Records to use:
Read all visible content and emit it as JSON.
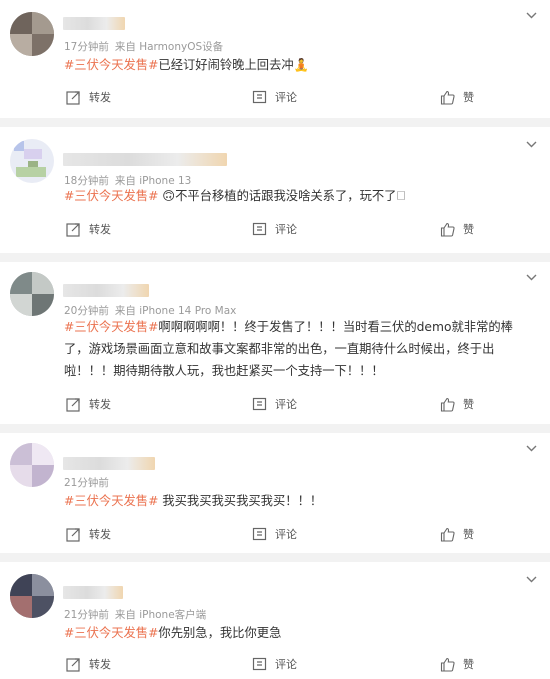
{
  "actions": {
    "share": "转发",
    "comment": "评论",
    "like": "赞"
  },
  "colors": {
    "topic": "#eb7350",
    "meta": "#9a9a9a"
  },
  "icons": [
    "share-icon",
    "comment-icon",
    "like-icon",
    "chevron-down-icon"
  ],
  "posts": [
    {
      "name_visible": "F",
      "time": "17分钟前",
      "source": "来自 HarmonyOS设备",
      "tag": "#三伏今天发售#",
      "body": "已经订好闹铃晚上回去冲🧘"
    },
    {
      "name_visible": "",
      "time": "18分钟前",
      "source": "来自 iPhone 13",
      "tag": "#三伏今天发售#",
      "body": " 🙃不平台移植的话跟我没啥关系了，玩不了🗆"
    },
    {
      "name_visible": "",
      "time": "20分钟前",
      "source": "来自 iPhone 14 Pro Max",
      "tag": "#三伏今天发售#",
      "body": "啊啊啊啊啊！！终于发售了！！！当时看三伏的demo就非常的棒了，游戏场景画面立意和故事文案都非常的出色，一直期待什么时候出，终于出啦！！！期待期待散人玩，我也赶紧买一个支持一下！！！"
    },
    {
      "name_visible": "",
      "time": "21分钟前",
      "source": "",
      "tag": "#三伏今天发售#",
      "body": " 我买我买我买我买我买！！！"
    },
    {
      "name_visible": "",
      "time": "21分钟前",
      "source": "来自 iPhone客户端",
      "tag": "#三伏今天发售#",
      "body": "你先别急，我比你更急"
    }
  ]
}
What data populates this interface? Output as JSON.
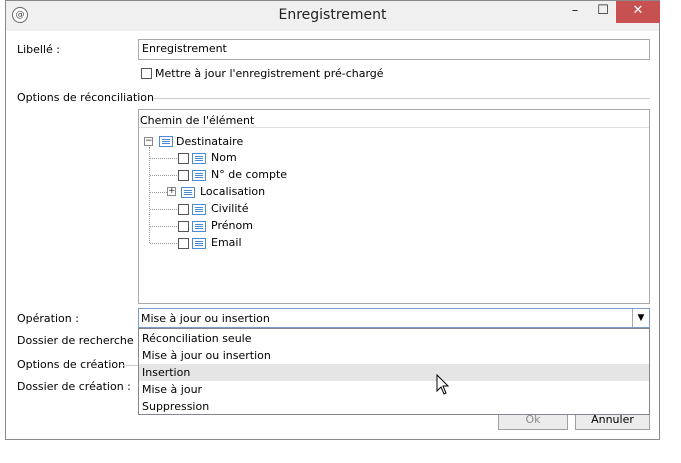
{
  "window": {
    "title": "Enregistrement",
    "app_icon": "app-logo-icon",
    "min": "–",
    "max": "☐",
    "close": "✕"
  },
  "form": {
    "label_field": {
      "label": "Libellé :",
      "value": "Enregistrement"
    },
    "preload_checkbox": {
      "label": "Mettre à jour l'enregistrement pré-chargé",
      "checked": false
    },
    "reconciliation_section": "Options de réconciliation",
    "tree": {
      "header": "Chemin de l'élément",
      "root": "Destinataire",
      "items": [
        "Nom",
        "N° de compte",
        "Localisation",
        "Civilité",
        "Prénom",
        "Email"
      ]
    },
    "operation": {
      "label": "Opération :",
      "selected": "Mise à jour ou insertion",
      "options": [
        "Réconciliation seule",
        "Mise à jour ou insertion",
        "Insertion",
        "Mise à jour",
        "Suppression"
      ],
      "highlighted": "Insertion"
    },
    "search_folder_label": "Dossier de recherche :",
    "creation_options_label": "Options de création",
    "creation_folder_label": "Dossier de création :"
  },
  "buttons": {
    "ok": "Ok",
    "cancel": "Annuler"
  },
  "colors": {
    "close_button": "#c75050",
    "highlight": "#e5e5e5",
    "list_icon": "#4a8ad6"
  }
}
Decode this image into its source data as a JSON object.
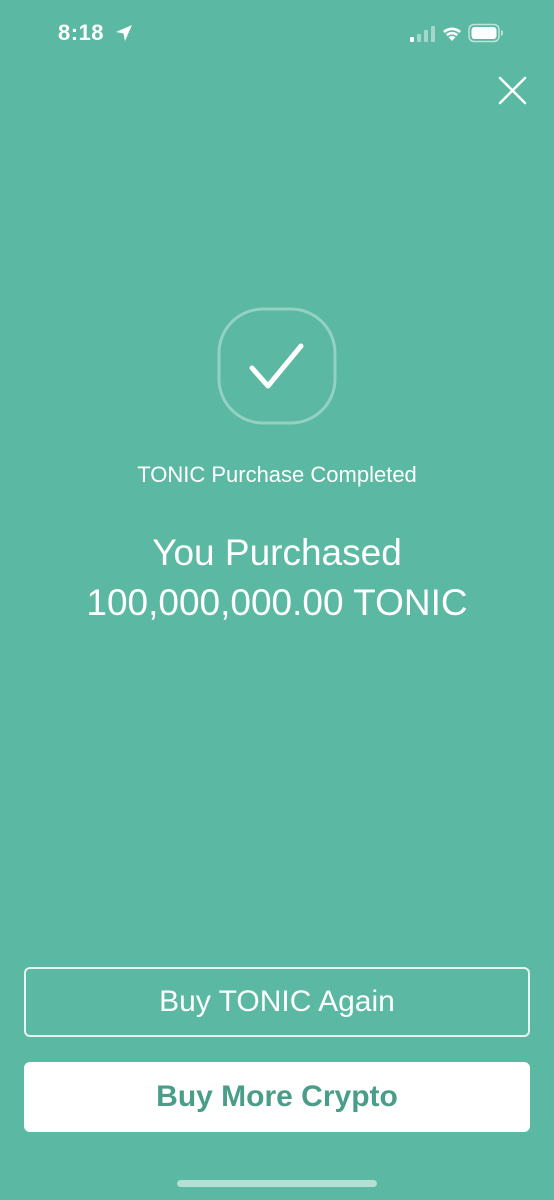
{
  "status_bar": {
    "time": "8:18",
    "icons": [
      "location-arrow-icon",
      "cellular-signal-icon",
      "wifi-icon",
      "battery-icon"
    ]
  },
  "header": {
    "close_icon": "close-icon"
  },
  "confirmation": {
    "icon": "checkmark-icon",
    "subtitle": "TONIC Purchase Completed",
    "headline_line1": "You Purchased",
    "headline_line2": "100,000,000.00 TONIC"
  },
  "actions": {
    "buy_again_label": "Buy TONIC Again",
    "buy_more_label": "Buy More Crypto"
  },
  "colors": {
    "background": "#5bb8a3",
    "accent_text": "#4a9e89",
    "foreground": "#ffffff"
  }
}
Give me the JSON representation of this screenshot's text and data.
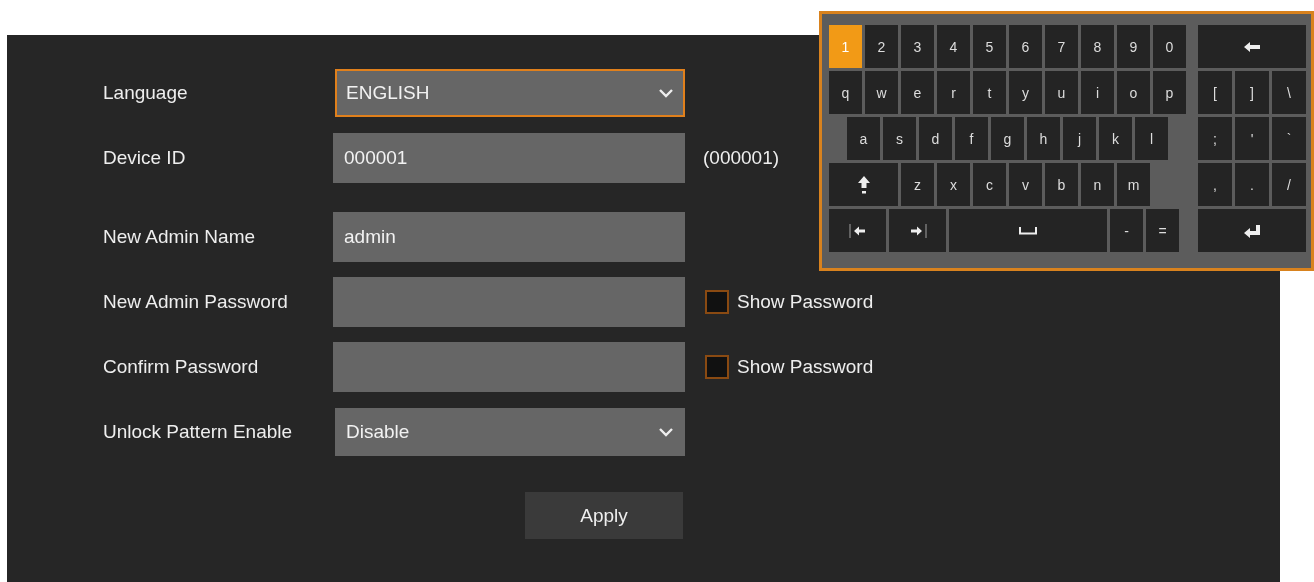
{
  "form": {
    "rows": [
      {
        "kind": "dropdown",
        "label": "Language",
        "value": "ENGLISH",
        "focused": true
      },
      {
        "kind": "text",
        "label": "Device ID",
        "value": "000001",
        "focused": false,
        "note": "(000001)"
      },
      {
        "kind": "text",
        "label": "New Admin Name",
        "value": "admin",
        "focused": false
      },
      {
        "kind": "password",
        "label": "New Admin Password",
        "focused": false,
        "toggle": {
          "label": "Show Password",
          "checked": false
        }
      },
      {
        "kind": "password",
        "label": "Confirm Password",
        "focused": false,
        "toggle": {
          "label": "Show Password",
          "checked": false
        }
      },
      {
        "kind": "dropdown",
        "label": "Unlock Pattern Enable",
        "value": "Disable",
        "focused": false
      }
    ],
    "apply": "Apply"
  },
  "keyboard": {
    "main_rows": [
      [
        {
          "kind": "char",
          "label": "1",
          "selected": true
        },
        {
          "kind": "char",
          "label": "2",
          "selected": false
        },
        {
          "kind": "char",
          "label": "3",
          "selected": false
        },
        {
          "kind": "char",
          "label": "4",
          "selected": false
        },
        {
          "kind": "char",
          "label": "5",
          "selected": false
        },
        {
          "kind": "char",
          "label": "6",
          "selected": false
        },
        {
          "kind": "char",
          "label": "7",
          "selected": false
        },
        {
          "kind": "char",
          "label": "8",
          "selected": false
        },
        {
          "kind": "char",
          "label": "9",
          "selected": false
        },
        {
          "kind": "char",
          "label": "0",
          "selected": false
        }
      ],
      [
        {
          "kind": "char",
          "label": "q",
          "selected": false
        },
        {
          "kind": "char",
          "label": "w",
          "selected": false
        },
        {
          "kind": "char",
          "label": "e",
          "selected": false
        },
        {
          "kind": "char",
          "label": "r",
          "selected": false
        },
        {
          "kind": "char",
          "label": "t",
          "selected": false
        },
        {
          "kind": "char",
          "label": "y",
          "selected": false
        },
        {
          "kind": "char",
          "label": "u",
          "selected": false
        },
        {
          "kind": "char",
          "label": "i",
          "selected": false
        },
        {
          "kind": "char",
          "label": "o",
          "selected": false
        },
        {
          "kind": "char",
          "label": "p",
          "selected": false
        }
      ],
      [
        {
          "kind": "char",
          "label": "a",
          "selected": false
        },
        {
          "kind": "char",
          "label": "s",
          "selected": false
        },
        {
          "kind": "char",
          "label": "d",
          "selected": false
        },
        {
          "kind": "char",
          "label": "f",
          "selected": false
        },
        {
          "kind": "char",
          "label": "g",
          "selected": false
        },
        {
          "kind": "char",
          "label": "h",
          "selected": false
        },
        {
          "kind": "char",
          "label": "j",
          "selected": false
        },
        {
          "kind": "char",
          "label": "k",
          "selected": false
        },
        {
          "kind": "char",
          "label": "l",
          "selected": false
        }
      ],
      [
        {
          "kind": "shift",
          "selected": false
        },
        {
          "kind": "char",
          "label": "z",
          "selected": false
        },
        {
          "kind": "char",
          "label": "x",
          "selected": false
        },
        {
          "kind": "char",
          "label": "c",
          "selected": false
        },
        {
          "kind": "char",
          "label": "v",
          "selected": false
        },
        {
          "kind": "char",
          "label": "b",
          "selected": false
        },
        {
          "kind": "char",
          "label": "n",
          "selected": false
        },
        {
          "kind": "char",
          "label": "m",
          "selected": false
        }
      ],
      [
        {
          "kind": "left",
          "selected": false
        },
        {
          "kind": "right",
          "selected": false
        },
        {
          "kind": "space",
          "selected": false
        },
        {
          "kind": "char",
          "label": "-",
          "selected": false
        },
        {
          "kind": "char",
          "label": "=",
          "selected": false
        }
      ]
    ],
    "side_rows": [
      [
        {
          "kind": "backspace",
          "selected": false
        }
      ],
      [
        {
          "kind": "char",
          "label": "[",
          "selected": false
        },
        {
          "kind": "char",
          "label": "]",
          "selected": false
        },
        {
          "kind": "char",
          "label": "\\",
          "selected": false
        }
      ],
      [
        {
          "kind": "char",
          "label": ";",
          "selected": false
        },
        {
          "kind": "char",
          "label": "'",
          "selected": false
        },
        {
          "kind": "char",
          "label": "`",
          "selected": false
        }
      ],
      [
        {
          "kind": "char",
          "label": ",",
          "selected": false
        },
        {
          "kind": "char",
          "label": ".",
          "selected": false
        },
        {
          "kind": "char",
          "label": "/",
          "selected": false
        }
      ],
      [
        {
          "kind": "enter",
          "selected": false
        }
      ]
    ]
  }
}
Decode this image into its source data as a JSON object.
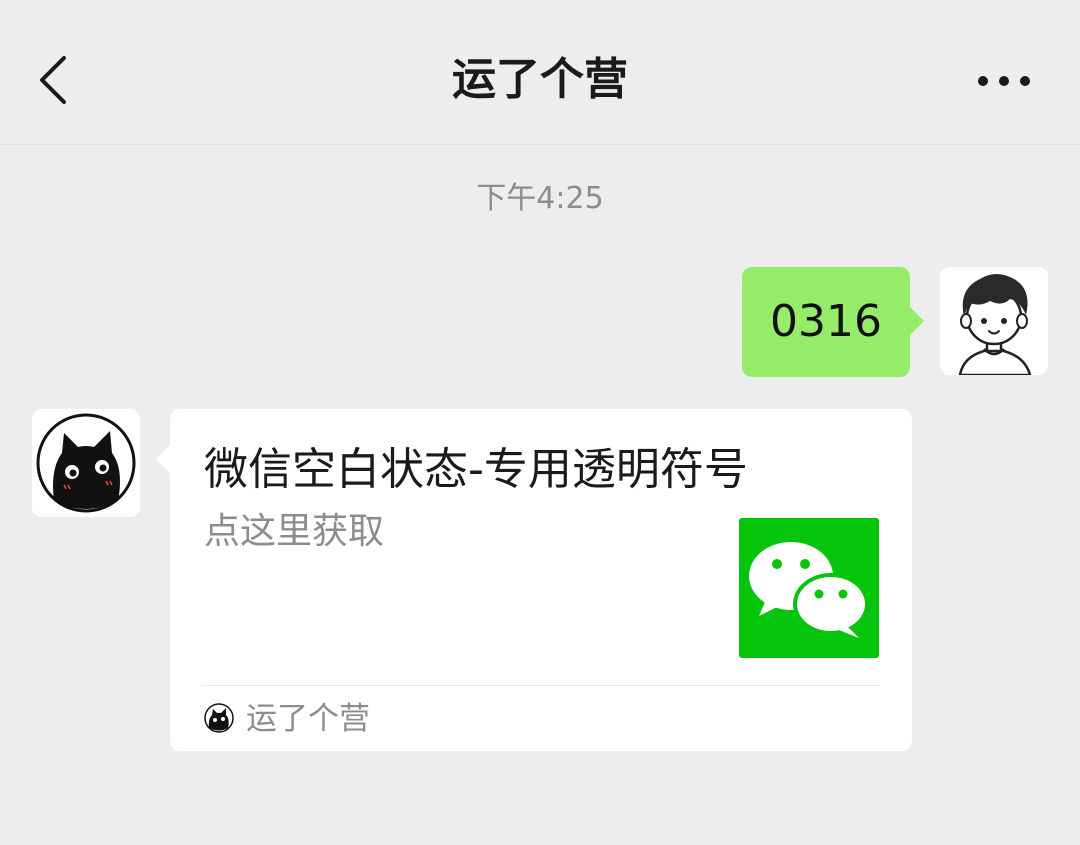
{
  "header": {
    "title": "运了个营",
    "back_icon": "chevron-left-icon",
    "more_icon": "more-dots-icon"
  },
  "chat": {
    "timestamp": "下午4:25",
    "sent_message": {
      "text": "0316",
      "bubble_color": "#95ec69"
    },
    "link_card": {
      "title": "微信空白状态-专用透明符号",
      "description": "点这里获取",
      "thumbnail_icon": "wechat-logo-icon",
      "thumbnail_color": "#04c40c",
      "source_name": "运了个营"
    }
  },
  "colors": {
    "background": "#ededed",
    "card": "#ffffff",
    "secondary_text": "#8c8c8c"
  }
}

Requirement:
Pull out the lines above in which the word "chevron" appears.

Exercise solution:
    "chevron-down-icon"
    "back_icon": "chevron-left-icon",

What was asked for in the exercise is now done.